Among the good news announced at the American Booksellers Association annual meeting yesterday: ABA membership has risen 34% since 2020 and now includes 2,185 bookstore companies with 2,599 bookstore locations. Since the pandemic started, 475 new stores have opened, 140 of them BIPOC-owned. In 2022, 173 member stores opened and 53 closed. In 2023, already 56 stores have opened, while 198 are in the pipeline to open in the next year or two.
In addition, association financials are "sound," reported Kelly Estep of Carmichael's Bookstore, Louisville, Ky., co-vice president/secretary of the board. With an annual budget of about $9 million and 39 employees, the ABA was on budget in fiscal year 2022. Income from its investment portfolio of $26 million (primarily from the sale of the old ABA show to Reed Elsevier in the 1990s) helps support the association. The association spent $2.6 million of a $3 million investment in IndieCommerce 2.0. In FY2023, ABA revenue is projected at almost $8 million, and expenses are projected to be almost $9 million because of inflation in general and the rising costs of Winter Institute and the Children's Institute. (The cost of the in-person Winter Institute rose 50% between Baltimore in 2020 and Seattle in 2023.)
On her final day as president of the ABA, Christine Onorati of WORD Bookstores in Brooklyn, N.Y., and Jersey City, N.J., noted that her six years on the board had included "the announcement that our long-time CEO was retiring, the search and hiring of a new CEO, the Covid pandemic, movements for social justice, book banning, labor issues, fierce antitrust efforts, and a focus on recentering the organization's values and making systemic changes to the board itself that reflected those values. I am unendingly proud of what this board has accomplished in these six years and I'm confident that the new board will focus on continuing that work."

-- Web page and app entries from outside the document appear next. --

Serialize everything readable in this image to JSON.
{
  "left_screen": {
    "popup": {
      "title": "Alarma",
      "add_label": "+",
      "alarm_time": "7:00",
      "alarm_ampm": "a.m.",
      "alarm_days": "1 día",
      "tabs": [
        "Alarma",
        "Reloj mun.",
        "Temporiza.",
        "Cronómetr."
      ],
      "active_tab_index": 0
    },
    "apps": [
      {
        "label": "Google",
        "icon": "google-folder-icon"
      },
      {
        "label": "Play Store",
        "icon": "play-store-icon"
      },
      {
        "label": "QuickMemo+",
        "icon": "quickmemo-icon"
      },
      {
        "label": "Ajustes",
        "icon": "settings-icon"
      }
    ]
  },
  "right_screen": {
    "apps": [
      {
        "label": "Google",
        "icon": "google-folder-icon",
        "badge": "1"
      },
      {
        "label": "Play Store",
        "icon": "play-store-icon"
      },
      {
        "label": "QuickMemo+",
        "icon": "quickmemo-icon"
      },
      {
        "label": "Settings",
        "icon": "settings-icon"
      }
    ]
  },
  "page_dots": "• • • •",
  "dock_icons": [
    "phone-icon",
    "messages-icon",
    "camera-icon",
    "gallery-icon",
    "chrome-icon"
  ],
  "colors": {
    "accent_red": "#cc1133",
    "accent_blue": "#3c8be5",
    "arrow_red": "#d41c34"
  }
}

She added that one of her main goals when she joined the board was "to empower the next generation of booksellers and give them the tools to succeed." Considering that half of the booksellers at Winter Institute in Seattle this year were attending for the first time, she's confident that the association has made "great strides in that area." In a similar way, moving indie bookselling into "the technological future" was another goal, and Bookshop's fast growth "is a pretty great start."
In the last year, Onorati said that among the board's actions were:
- Creation of a vendor review committee that resulted in a change in the association's general counsel, which will now be Tenenbaum Law Group, a Washington, D.C., boutique law firm that focuses mainly on associations and which will begin with the ABA by reviewing its bylaws.
- Careful monitoring of the endowment that resulted in the audit committee working with the owner of the audit company for the first time and gaining a fresh perspective on the audit process.
- A commitment to annual anti-racist/DEI training that this year included participation in accountability mapping training and discussion.
- The introduction of consistent board office hours and ABA open house events to improve board/member communication.
In her CEO report, Allison Hill called 2022 "a year of incredible growth for the indie channel" and said that the ABA was "honored to play a role in supporting and championing your stores. Independent bookstores continued to demonstrate remarkable resilience, adaptability, creativity, and passion. Most of you experienced sales above pre-pandemic levels and many of you grew--expanding, adding second locations, growing and evolving from a pop-up or mobile store to a bricks-and-mortar store, or vice versa. The indies rocked it in 2022."
Of course, the year was "incredibly challenging as pandemic issues continued and new ones emerged," she continued. "As I visited your stores, it was amazing to see that even with those challenges, your businesses survived and, in many cases, thrived, and you all were able to preserve the magic that is independent bookstores."
She noted a range of accomplishments by the ABA in 2022:
- A return of an in-person Children's Institute, as well as many virtual education meetups, webinars, trainings, and ShopTalks.
- Continuing the fight for a level playing field against Amazon that included meeting with the Federal Trade Commission, presenting ABA's white paper to attorneys general, and lobbying for the American Innovation and Choice Online Act.
- Battling book bans and the current threats to the First Amendment, the Fourteenth Amendment, and democracy through ABFE, which supported members, filed legal challenges, wrote letters, rallied booksellers, launched advocacy campaigns, and provided members with resources.
- Continuing IndieCommerce 2.0 development work and migration of stores to the platform.
Pointing to the 34% increase in membership in the past three years, as well as 173 stores opening in 2022, Hill said, "The future is indie. ABA wants to not only support you in that future, but help make it possible. In a time when too many individuals are focused on taking books out of readers’ hands, your work putting books in people's hands is more important than ever." --John Mutter